*** SUPPLIED RECORDS ***

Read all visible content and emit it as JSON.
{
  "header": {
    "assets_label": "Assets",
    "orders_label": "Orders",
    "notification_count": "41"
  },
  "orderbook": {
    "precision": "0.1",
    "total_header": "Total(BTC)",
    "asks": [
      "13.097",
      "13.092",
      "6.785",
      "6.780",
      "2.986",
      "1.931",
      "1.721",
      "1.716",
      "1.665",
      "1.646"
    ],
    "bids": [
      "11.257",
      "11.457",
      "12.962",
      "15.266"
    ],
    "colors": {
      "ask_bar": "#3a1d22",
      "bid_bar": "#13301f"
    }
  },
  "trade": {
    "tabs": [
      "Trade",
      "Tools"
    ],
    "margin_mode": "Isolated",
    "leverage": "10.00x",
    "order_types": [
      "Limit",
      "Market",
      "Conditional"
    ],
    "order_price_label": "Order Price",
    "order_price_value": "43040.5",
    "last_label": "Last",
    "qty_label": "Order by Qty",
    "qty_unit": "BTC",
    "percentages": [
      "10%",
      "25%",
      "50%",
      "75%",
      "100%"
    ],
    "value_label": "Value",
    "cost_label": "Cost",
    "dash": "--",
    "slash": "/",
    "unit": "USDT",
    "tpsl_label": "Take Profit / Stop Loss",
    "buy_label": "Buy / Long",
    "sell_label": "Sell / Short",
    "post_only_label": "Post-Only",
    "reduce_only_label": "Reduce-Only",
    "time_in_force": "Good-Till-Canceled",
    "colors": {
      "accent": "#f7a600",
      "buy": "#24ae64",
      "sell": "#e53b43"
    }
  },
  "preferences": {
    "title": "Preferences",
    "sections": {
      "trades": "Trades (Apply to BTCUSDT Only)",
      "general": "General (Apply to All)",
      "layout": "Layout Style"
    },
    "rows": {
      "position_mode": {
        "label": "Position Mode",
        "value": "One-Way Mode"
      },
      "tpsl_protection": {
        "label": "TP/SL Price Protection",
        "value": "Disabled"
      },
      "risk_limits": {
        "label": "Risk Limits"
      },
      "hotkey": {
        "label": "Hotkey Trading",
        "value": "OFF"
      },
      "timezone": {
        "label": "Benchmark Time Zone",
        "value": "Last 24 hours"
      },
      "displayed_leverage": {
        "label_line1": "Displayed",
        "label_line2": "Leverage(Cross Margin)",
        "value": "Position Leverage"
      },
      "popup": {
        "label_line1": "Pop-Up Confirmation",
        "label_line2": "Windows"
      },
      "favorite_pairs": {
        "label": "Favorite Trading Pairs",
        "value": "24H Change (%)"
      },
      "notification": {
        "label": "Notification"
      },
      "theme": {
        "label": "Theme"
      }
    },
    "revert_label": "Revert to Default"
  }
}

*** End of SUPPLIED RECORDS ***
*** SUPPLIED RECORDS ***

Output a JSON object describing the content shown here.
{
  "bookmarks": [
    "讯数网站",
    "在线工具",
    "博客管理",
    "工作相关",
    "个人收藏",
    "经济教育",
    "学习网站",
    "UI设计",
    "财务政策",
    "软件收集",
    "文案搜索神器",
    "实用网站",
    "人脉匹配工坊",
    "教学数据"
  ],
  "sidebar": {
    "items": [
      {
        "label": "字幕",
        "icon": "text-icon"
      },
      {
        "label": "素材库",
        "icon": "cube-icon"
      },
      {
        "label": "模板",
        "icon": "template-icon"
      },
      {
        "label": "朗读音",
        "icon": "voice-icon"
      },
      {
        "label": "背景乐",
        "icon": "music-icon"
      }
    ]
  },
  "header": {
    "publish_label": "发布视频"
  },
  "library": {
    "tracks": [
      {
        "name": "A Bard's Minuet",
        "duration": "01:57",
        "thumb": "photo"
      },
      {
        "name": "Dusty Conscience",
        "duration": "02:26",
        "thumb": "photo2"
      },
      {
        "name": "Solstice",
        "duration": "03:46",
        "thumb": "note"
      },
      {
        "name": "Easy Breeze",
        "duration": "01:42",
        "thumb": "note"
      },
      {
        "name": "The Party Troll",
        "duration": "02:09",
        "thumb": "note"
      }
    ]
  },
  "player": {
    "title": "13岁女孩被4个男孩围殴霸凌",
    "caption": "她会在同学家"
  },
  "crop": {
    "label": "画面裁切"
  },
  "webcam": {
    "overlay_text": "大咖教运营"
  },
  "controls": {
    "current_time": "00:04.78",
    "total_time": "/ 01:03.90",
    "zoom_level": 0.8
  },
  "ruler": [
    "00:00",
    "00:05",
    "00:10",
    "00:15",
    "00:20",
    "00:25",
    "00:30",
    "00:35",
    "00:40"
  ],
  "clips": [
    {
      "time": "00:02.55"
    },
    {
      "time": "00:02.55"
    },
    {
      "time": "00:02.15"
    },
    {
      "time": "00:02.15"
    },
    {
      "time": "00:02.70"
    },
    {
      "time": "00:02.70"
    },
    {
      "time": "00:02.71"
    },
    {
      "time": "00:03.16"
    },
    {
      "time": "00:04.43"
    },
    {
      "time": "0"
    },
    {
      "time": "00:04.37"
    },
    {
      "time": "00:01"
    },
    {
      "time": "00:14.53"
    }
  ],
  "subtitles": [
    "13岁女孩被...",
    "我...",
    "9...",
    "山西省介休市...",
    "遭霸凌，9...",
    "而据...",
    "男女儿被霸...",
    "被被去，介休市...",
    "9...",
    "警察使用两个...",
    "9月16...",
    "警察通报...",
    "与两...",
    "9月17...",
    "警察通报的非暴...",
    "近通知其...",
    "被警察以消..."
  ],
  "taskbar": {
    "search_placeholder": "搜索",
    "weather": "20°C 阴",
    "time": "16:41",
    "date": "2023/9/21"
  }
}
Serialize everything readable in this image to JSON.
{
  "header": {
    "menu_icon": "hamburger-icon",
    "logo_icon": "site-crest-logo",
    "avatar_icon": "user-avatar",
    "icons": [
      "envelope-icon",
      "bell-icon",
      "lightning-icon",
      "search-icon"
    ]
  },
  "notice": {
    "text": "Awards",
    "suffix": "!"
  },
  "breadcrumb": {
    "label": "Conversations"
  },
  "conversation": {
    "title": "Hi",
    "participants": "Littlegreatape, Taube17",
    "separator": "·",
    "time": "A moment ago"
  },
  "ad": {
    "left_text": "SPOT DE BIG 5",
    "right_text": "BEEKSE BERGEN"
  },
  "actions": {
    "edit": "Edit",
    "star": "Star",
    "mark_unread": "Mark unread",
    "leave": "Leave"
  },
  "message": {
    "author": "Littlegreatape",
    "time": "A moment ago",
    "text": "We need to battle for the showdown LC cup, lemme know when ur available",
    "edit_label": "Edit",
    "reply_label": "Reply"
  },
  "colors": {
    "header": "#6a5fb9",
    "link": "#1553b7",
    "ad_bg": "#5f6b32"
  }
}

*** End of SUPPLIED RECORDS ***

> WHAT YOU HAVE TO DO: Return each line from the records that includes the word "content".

> ANSWER FOR THIS EXERCISE:
Read all visible content and emit it as JSON.
Output a JSON object describing the content shown here.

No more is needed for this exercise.